## Problem description
Below are some records. Say in a single number how many of their lines include the word "icon".

** Dataset follows **

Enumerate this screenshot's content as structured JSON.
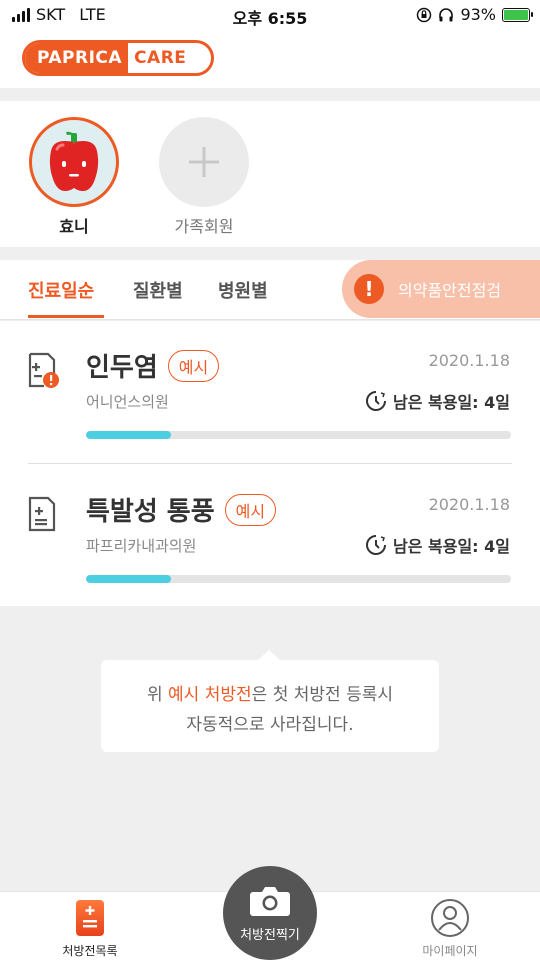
{
  "status_bar": {
    "carrier": "SKT",
    "network": "LTE",
    "time": "오후 6:55",
    "battery": "93%"
  },
  "header": {
    "logo_left": "PAPRICA",
    "logo_right": "CARE"
  },
  "members": [
    {
      "name": "효니",
      "avatar": "red-pepper-avatar"
    },
    {
      "name": "가족회원",
      "icon": "plus-icon"
    }
  ],
  "tabs": [
    "진료일순",
    "질환별",
    "병원별"
  ],
  "safety_check": {
    "label": "의약품안전점검",
    "icon": "exclamation-icon"
  },
  "prescriptions": [
    {
      "title": "인두염",
      "badge": "예시",
      "hospital": "어니언스의원",
      "date": "2020.1.18",
      "remaining": "남은 복용일: 4일",
      "progress": 0.2,
      "icon": "prescription-alert-icon"
    },
    {
      "title": "특발성 통풍",
      "badge": "예시",
      "hospital": "파프리카내과의원",
      "date": "2020.1.18",
      "remaining": "남은 복용일: 4일",
      "progress": 0.2,
      "icon": "prescription-icon"
    }
  ],
  "tooltip": {
    "prefix": "위 ",
    "highlight": "예시 처방전",
    "suffix": "은 첫 처방전 등록시",
    "line2": "자동적으로 사라집니다."
  },
  "nav": {
    "left": "처방전목록",
    "center": "처방전찍기",
    "right": "마이페이지"
  },
  "colors": {
    "accent": "#ee5a24",
    "progress": "#4ccfe0"
  }
}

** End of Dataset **

## Task output
4